Christopher Durang's "Vanya and Sonya and Masha and Spike" marks Genevieve Angelson's first professional job in the theater. In retrospect, her landing an assignment in a play with Chekhovian overtones seems almost foreordained. "I got the callback for the part on my nameday," she told me, the nameday in traditional Orthodox Russia having significance eclipsing that of the birthday. As Angelson and I sat outside the cast's dressing rooms near a bank of vending machines, just before a Saturday matinee, she gave further evidence of her rightness for the role. 

"I played Nina and Irina at NYU," she said, referring to the Chekhov roles she did while a graduate student in downtown Manhattan's largest university: she received her MFA in acting this past May. "But in that program we were always working on so many things at once, so I never got the chance to really live with those characters." She added: "With this Nina" - yes, that is her character's name in the Durang - "I have a chance to live with the character for six months. That's a wonderful opportunity." Chekhov's Nina comes from "The Seagull," and Angelson said that in some ways Durang's piece is "as if 'The Seagull' ended after Act III not after Act IV." (I won't unpack that remark - in case you haven't yet seen "Vanya and Sonya.") 

Durang's Nina, Angelson said, dreams of being a performer. "She's a show person, and like a lot of show people she's felt lonely with her family. When she is introduced to Vanya and Masha, all of a sudden she has met her familiars." 

Nina's high-school dreams are not entirely concordant with those of Angelson's as a teenager. She went to the all-girl Brearley School, on Manhattan's Upper East Side (her castmate Sigourney Weaver also attended that academy, albeit briefly). Although she acted in high school, she left that calling behind as an undergraduate at Wesleyan, where she was a film-studies major. "I was exploring my cinephile side. I watched two movies a day for four years." Soon thereafter, however, she realized that she didn't want to be a movie director or a cinema scholar. "I wanted to be more of an emotional, psychological interpreter." 

With Durang's "Vanya," Angelson is having a chance to observe some of the best interpreters in the business, and she's grateful. "I've learned so much from everyone in the cast," she said. She had praise for all the actors, as well as for Durang and for the director, Nicholas Martin, but something she said about her colleague Kristine Nielsen struck me as especially apt. "In Kristine I see someone who can stay to truthful in performance during moments that on the page seem so insane. She is always such an observant, listening actor." 

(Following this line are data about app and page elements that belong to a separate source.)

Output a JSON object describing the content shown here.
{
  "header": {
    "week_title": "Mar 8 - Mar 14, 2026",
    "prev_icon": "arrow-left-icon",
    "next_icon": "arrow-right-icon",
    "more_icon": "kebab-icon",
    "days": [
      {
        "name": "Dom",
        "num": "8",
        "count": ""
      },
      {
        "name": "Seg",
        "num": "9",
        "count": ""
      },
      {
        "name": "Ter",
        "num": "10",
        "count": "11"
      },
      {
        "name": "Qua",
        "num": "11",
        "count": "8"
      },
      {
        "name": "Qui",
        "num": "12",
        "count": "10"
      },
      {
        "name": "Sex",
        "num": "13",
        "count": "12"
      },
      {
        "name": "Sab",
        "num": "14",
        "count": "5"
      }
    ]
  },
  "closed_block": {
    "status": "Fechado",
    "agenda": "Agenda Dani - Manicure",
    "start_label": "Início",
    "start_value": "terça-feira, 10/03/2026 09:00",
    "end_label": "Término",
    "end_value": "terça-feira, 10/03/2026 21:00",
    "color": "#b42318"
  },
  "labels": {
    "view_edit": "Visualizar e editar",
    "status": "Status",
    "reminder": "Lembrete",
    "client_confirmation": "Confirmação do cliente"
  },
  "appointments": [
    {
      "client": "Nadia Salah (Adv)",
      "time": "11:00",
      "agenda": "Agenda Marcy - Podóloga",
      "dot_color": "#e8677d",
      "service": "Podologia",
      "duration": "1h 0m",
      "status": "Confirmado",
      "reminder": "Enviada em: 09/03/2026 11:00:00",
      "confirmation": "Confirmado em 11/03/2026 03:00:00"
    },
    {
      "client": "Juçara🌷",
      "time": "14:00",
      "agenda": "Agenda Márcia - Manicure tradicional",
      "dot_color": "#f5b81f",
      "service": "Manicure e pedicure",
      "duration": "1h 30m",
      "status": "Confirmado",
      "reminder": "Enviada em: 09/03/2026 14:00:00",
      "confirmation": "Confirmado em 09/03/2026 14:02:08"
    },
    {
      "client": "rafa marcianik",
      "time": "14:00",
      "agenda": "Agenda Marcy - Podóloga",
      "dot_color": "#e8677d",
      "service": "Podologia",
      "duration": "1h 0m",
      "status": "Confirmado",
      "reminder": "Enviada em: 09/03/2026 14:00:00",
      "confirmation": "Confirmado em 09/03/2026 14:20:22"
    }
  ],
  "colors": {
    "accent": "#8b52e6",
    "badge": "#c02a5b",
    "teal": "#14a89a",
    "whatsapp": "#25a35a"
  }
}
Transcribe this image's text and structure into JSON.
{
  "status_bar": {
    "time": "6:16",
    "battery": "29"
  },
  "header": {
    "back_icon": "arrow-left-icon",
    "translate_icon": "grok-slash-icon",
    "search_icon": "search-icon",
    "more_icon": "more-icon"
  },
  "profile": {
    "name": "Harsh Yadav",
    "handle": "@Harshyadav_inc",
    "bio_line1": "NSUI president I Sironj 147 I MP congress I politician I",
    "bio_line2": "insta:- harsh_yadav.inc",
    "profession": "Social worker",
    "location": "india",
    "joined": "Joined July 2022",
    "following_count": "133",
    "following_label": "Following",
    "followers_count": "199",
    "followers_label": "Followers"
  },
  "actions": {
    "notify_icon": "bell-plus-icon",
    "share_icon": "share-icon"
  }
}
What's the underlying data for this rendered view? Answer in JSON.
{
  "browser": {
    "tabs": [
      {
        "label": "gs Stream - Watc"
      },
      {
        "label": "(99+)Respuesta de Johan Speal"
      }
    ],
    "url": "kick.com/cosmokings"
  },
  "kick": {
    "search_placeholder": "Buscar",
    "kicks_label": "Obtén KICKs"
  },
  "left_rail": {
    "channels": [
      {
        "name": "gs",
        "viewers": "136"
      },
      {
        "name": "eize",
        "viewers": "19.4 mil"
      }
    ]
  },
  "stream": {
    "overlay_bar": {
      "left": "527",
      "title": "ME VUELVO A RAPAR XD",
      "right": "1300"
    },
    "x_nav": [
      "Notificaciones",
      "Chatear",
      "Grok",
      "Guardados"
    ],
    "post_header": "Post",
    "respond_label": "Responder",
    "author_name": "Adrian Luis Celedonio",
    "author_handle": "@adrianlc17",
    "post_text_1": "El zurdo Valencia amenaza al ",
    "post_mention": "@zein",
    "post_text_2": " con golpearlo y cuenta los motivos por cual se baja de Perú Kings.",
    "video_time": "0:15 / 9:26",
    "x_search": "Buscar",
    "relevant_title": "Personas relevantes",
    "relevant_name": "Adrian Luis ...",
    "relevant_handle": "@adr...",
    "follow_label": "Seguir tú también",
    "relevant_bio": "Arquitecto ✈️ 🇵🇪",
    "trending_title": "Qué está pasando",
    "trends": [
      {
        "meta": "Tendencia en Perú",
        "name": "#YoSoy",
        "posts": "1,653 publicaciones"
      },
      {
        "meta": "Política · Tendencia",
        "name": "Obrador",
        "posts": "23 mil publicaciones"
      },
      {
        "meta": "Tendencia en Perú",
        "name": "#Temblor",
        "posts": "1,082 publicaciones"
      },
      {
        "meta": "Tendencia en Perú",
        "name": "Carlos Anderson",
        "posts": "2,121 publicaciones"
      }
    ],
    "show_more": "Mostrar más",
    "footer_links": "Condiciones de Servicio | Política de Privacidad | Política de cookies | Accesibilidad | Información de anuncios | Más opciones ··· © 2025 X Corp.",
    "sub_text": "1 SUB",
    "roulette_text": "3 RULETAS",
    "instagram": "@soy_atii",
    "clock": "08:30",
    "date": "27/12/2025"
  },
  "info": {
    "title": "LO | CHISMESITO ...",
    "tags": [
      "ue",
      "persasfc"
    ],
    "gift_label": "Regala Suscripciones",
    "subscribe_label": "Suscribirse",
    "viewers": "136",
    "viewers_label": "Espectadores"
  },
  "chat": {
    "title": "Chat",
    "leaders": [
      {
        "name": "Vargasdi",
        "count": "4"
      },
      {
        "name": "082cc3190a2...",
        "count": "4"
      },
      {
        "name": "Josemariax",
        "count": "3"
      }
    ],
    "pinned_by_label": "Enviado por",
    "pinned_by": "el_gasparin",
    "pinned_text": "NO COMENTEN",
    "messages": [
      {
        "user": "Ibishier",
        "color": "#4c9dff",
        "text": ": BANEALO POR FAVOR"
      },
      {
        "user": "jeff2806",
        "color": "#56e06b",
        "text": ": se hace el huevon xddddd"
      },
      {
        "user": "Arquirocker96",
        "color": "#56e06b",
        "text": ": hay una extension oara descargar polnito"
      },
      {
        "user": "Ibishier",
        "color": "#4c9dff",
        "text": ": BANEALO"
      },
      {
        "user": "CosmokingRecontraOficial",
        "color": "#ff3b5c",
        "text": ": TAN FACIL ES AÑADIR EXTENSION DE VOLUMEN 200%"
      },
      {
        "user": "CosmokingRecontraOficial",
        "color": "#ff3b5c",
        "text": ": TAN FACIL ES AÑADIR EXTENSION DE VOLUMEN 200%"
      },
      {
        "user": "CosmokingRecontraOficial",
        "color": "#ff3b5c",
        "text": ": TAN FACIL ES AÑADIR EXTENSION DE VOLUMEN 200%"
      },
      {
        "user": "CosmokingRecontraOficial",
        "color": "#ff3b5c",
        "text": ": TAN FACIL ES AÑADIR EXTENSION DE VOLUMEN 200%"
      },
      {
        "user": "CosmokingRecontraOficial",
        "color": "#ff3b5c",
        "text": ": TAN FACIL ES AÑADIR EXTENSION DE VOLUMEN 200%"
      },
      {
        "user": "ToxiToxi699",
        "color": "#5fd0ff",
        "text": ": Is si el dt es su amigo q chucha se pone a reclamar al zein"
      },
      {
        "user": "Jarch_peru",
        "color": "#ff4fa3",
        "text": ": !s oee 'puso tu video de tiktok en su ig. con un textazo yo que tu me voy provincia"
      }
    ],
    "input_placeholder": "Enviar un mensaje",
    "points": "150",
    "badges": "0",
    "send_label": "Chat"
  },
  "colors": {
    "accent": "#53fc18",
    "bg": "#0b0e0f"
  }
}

As for her own assignment, Angelson said, "I go to bed at night thinking about Nina, and wake up thinking about her. I never stop thinking about the previous performance and what just happened." 

Brendan Lemon is the American theater critic for the Financial Times and the editor of